<<<<
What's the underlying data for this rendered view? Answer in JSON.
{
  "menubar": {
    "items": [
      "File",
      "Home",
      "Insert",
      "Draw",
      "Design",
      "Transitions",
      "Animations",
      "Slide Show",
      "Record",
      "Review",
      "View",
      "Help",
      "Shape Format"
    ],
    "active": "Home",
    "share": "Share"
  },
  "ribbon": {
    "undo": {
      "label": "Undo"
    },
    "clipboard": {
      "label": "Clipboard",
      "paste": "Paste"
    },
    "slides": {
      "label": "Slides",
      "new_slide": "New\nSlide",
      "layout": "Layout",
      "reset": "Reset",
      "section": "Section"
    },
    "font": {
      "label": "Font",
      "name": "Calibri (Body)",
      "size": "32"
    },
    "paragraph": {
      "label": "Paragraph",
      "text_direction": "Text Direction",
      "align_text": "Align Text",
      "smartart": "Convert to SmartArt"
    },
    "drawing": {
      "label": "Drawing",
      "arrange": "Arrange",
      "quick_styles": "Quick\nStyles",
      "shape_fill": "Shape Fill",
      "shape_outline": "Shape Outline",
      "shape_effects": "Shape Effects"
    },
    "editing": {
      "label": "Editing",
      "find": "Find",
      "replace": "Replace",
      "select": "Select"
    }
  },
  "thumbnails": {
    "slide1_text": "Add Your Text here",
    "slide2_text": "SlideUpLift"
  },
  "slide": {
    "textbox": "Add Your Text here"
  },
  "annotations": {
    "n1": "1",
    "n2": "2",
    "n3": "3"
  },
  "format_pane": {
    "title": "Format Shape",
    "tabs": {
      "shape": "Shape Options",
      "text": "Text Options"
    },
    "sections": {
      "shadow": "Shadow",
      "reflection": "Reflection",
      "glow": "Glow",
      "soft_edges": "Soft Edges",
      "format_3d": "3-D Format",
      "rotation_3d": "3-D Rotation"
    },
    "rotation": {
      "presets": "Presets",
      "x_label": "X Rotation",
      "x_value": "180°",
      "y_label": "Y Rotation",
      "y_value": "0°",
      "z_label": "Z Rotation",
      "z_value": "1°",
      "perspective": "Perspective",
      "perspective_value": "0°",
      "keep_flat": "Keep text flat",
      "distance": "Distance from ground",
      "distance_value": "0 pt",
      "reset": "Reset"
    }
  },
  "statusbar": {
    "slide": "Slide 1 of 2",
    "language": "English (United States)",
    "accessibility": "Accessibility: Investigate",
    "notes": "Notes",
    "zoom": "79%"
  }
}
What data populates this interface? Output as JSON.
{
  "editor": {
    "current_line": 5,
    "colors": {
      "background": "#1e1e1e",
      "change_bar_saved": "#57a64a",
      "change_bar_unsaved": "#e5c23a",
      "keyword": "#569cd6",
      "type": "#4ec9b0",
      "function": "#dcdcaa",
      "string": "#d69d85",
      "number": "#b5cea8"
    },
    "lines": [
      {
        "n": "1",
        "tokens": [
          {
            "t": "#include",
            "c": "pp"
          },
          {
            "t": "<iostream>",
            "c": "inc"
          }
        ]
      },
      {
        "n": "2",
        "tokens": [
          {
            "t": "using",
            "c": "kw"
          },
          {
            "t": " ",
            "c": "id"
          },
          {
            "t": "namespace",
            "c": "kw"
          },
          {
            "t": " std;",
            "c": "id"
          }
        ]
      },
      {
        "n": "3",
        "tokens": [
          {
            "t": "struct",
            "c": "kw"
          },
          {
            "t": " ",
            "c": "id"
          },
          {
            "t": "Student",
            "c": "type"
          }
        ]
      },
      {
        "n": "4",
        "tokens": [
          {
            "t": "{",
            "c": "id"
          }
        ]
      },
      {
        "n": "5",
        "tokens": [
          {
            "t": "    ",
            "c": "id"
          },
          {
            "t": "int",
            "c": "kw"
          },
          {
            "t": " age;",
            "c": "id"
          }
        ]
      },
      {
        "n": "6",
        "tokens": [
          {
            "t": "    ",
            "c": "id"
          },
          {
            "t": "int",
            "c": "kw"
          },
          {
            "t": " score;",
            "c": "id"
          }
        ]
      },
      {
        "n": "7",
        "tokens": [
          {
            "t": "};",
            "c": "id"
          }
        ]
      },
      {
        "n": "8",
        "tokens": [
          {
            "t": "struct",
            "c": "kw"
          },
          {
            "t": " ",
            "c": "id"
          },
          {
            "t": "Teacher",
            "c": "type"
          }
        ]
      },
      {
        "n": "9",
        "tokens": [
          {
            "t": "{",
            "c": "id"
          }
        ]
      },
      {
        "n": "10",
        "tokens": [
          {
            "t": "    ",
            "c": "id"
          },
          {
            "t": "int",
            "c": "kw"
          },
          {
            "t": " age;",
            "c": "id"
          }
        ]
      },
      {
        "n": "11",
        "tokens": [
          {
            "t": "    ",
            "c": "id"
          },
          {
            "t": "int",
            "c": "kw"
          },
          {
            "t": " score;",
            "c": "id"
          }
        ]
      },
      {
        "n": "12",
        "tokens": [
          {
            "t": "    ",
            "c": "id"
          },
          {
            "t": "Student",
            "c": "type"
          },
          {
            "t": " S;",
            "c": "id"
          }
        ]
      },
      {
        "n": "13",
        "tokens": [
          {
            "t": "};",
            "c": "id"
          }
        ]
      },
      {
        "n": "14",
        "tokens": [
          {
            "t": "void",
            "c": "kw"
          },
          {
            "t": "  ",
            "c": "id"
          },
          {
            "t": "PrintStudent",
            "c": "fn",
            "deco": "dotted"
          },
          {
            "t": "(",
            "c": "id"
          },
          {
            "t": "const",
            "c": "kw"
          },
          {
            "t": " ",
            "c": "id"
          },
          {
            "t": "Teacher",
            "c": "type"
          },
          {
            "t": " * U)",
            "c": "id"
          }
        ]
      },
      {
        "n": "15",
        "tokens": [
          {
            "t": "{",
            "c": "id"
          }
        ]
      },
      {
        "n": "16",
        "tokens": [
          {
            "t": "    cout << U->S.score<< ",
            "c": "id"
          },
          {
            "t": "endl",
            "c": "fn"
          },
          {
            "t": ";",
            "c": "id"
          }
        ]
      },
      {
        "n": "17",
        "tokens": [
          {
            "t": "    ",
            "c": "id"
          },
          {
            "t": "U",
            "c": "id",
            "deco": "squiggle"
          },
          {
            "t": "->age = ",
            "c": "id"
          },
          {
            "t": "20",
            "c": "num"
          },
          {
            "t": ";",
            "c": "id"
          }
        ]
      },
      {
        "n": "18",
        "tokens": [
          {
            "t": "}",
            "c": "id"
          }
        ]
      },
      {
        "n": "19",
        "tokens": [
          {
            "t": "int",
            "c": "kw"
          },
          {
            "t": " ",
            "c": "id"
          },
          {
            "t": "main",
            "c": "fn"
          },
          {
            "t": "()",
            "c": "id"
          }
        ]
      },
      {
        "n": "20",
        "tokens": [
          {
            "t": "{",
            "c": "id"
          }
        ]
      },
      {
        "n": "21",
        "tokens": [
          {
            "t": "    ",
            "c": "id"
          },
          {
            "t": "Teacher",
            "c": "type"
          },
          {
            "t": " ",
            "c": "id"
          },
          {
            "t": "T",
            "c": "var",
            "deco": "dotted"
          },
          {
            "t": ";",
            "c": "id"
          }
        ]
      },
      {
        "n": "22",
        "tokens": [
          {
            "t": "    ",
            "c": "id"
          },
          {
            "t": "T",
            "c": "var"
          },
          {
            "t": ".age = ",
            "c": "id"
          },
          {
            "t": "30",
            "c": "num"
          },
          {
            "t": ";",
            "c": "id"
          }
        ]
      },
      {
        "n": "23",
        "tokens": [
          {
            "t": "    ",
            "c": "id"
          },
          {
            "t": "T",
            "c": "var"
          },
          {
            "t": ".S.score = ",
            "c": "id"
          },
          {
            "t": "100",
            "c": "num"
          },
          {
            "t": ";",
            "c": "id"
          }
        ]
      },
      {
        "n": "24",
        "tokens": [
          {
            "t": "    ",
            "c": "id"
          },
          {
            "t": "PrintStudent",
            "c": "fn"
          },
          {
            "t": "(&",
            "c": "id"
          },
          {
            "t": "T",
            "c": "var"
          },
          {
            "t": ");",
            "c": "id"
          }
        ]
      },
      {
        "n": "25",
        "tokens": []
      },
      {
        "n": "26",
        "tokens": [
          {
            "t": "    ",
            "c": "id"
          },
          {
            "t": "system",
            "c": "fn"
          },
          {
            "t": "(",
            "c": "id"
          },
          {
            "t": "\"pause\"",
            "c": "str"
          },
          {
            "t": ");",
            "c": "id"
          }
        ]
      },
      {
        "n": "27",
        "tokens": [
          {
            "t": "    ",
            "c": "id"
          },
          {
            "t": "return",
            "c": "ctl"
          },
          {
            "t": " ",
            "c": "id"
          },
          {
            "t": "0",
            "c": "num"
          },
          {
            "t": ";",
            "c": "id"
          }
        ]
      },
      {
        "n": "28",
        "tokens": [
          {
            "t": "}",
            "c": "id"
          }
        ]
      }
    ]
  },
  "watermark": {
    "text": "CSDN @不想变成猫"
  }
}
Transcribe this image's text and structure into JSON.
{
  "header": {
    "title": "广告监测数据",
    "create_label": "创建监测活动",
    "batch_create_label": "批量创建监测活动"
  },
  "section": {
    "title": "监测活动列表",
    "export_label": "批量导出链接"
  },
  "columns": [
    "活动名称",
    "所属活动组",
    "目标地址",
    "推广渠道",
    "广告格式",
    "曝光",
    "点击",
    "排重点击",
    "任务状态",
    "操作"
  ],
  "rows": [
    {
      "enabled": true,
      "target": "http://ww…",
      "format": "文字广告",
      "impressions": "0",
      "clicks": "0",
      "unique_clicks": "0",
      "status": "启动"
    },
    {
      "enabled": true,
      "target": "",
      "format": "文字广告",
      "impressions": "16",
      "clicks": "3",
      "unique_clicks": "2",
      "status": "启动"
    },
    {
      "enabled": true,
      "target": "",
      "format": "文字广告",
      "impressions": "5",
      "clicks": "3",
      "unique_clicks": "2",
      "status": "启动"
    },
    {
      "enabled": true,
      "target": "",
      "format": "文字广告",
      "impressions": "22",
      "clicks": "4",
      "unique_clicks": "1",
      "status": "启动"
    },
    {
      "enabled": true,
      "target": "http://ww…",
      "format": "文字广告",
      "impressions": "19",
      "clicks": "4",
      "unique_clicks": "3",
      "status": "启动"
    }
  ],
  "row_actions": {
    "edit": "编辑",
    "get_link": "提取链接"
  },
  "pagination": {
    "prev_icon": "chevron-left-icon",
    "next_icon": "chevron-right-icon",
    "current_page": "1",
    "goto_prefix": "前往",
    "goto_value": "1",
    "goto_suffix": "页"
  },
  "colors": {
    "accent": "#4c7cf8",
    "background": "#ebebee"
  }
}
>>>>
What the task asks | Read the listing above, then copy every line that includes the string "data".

Result |
What's the underlying data for this rendered view? Answer in JSON.
What data populates this interface? Output as JSON.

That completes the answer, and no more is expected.